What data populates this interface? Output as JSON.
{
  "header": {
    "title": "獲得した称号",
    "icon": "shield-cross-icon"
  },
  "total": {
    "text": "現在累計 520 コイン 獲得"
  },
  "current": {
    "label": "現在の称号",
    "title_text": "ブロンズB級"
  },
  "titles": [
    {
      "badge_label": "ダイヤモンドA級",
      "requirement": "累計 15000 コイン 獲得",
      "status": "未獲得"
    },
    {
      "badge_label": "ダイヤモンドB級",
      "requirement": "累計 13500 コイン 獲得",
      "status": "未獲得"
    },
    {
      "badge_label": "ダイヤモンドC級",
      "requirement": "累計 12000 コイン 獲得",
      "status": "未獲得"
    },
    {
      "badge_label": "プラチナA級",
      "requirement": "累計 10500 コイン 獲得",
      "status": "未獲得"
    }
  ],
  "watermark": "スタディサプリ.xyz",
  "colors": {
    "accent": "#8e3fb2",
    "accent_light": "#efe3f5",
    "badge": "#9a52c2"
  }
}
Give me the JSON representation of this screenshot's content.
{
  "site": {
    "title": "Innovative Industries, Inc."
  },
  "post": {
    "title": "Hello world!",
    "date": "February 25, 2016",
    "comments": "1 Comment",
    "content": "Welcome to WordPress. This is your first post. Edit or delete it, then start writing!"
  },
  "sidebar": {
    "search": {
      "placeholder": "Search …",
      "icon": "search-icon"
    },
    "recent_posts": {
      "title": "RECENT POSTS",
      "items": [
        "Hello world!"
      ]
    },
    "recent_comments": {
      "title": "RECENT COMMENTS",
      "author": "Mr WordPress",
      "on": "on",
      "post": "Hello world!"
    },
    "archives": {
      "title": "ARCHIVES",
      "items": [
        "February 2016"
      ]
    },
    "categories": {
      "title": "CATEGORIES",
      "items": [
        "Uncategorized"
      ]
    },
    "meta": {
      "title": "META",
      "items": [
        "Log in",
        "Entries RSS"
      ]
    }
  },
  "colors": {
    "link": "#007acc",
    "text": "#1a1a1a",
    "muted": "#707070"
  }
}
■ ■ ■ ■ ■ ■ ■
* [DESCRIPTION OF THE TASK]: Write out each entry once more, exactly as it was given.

* [TASK OUTPUT]:
What data populates this interface? Output as JSON.
{
  "header": {
    "title": "獲得した称号",
    "icon": "shield-cross-icon"
  },
  "total": {
    "text": "現在累計 520 コイン 獲得"
  },
  "current": {
    "label": "現在の称号",
    "title_text": "ブロンズB級"
  },
  "titles": [
    {
      "badge_label": "ダイヤモンドA級",
      "requirement": "累計 15000 コイン 獲得",
      "status": "未獲得"
    },
    {
      "badge_label": "ダイヤモンドB級",
      "requirement": "累計 13500 コイン 獲得",
      "status": "未獲得"
    },
    {
      "badge_label": "ダイヤモンドC級",
      "requirement": "累計 12000 コイン 獲得",
      "status": "未獲得"
    },
    {
      "badge_label": "プラチナA級",
      "requirement": "累計 10500 コイン 獲得",
      "status": "未獲得"
    }
  ],
  "watermark": "スタディサプリ.xyz",
  "colors": {
    "accent": "#8e3fb2",
    "accent_light": "#efe3f5",
    "badge": "#9a52c2"
  }
}
Give me the JSON representation of this screenshot's content.
{
  "site": {
    "title": "Innovative Industries, Inc."
  },
  "post": {
    "title": "Hello world!",
    "date": "February 25, 2016",
    "comments": "1 Comment",
    "content": "Welcome to WordPress. This is your first post. Edit or delete it, then start writing!"
  },
  "sidebar": {
    "search": {
      "placeholder": "Search …",
      "icon": "search-icon"
    },
    "recent_posts": {
      "title": "RECENT POSTS",
      "items": [
        "Hello world!"
      ]
    },
    "recent_comments": {
      "title": "RECENT COMMENTS",
      "author": "Mr WordPress",
      "on": "on",
      "post": "Hello world!"
    },
    "archives": {
      "title": "ARCHIVES",
      "items": [
        "February 2016"
      ]
    },
    "categories": {
      "title": "CATEGORIES",
      "items": [
        "Uncategorized"
      ]
    },
    "meta": {
      "title": "META",
      "items": [
        "Log in",
        "Entries RSS"
      ]
    }
  },
  "colors": {
    "link": "#007acc",
    "text": "#1a1a1a",
    "muted": "#707070"
  }
}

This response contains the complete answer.